and dispersed as Canada, we need to figure out better ways of collaboration so
we can create scale and expertise. For example, universities and centres of excellence
need to work together on projects wherever possible. Without scale, we won't develop
the level of excellence needed to compete globally.
At the start of my remarks,
I stressed that Canada faces many challenges if it is going to succeed in the
knowledge-based economy of the 21st century. I also expressed concern that we
were too complacent about the changes that needed to respond successfully to these
But I don't want to leave the impression that nothing is happening.
There are hopeful signs that we are beginning to respond. One example is
the national initiative by the Canadian Manufacturers and Exporters to draft a
new strategy on the future of manufacturing in Canada. Another is the work of
the Conference Board of Canada in producing its annual Performance and Potential
reports on the Canadian economy. And the Canadian Labour Congress has launched
its own initiative, recognizing the need for improved productivity performance
Likewise, our new Minister of Industry, David Emerson, has indicated
he understands the need for better venture financing for young Canadian companies,
of the importance of sector strategies, and of the need to get small and midsize
companies to adopt new technologies faster.
And Jim Peterson, the Minister
for International Trade, has launched a new initiative to identify ways in which
Canadian businesses can improve their trade and investment in emerging market
economies such as China, India, and Brazil.
But we need more.
need agreement that our country's economic agenda is just as important as our
social agenda - in fact, I believe the two are inextricably linked. There has
been a lot of focus recently on the need to improve Canada's health care system
and the infrastructure of our cities.
My key message today is that if we
want the world's best healthcare system and the most attractive cities, then we

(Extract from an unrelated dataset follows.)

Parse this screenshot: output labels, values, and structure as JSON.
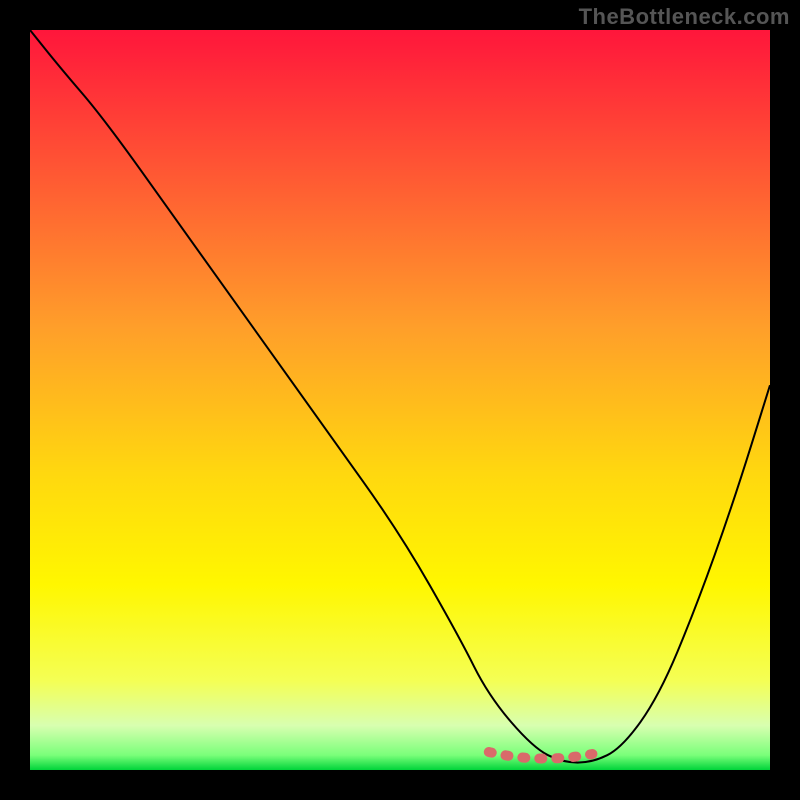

need to become one of the world's most competitive nations in order to pay for
it. This requires focus, coordination, and investment. And it requires the commitment
of all constituents.
Today, Canada has so much going for it. We have an
abundance of natural resources. We have the only budgetary surplus in the G7.
Our ratio of net debt to Gross Domestic Product is among the best in the OECD.
Our immigration polices enable us to attract valuable human capital. And Canada
has a reputation as one of the best places in the world to live and do business.
and gentlemen, Canada is truly a great country that has many advantages and benefits.
But we must never become complacent about how much hard work it took to get here,
and how much hard work it will take to maintain and improve our standard of living.
We are competing in a world where significant economic shifts are occurring.
If we are going to succeed in this new world, our politicians, our business leaders,
our labour leaders and our academics must work together. And together, we must
ensure that Canada has every opportunity to live up to its potential, for the
benefit of all Canadians.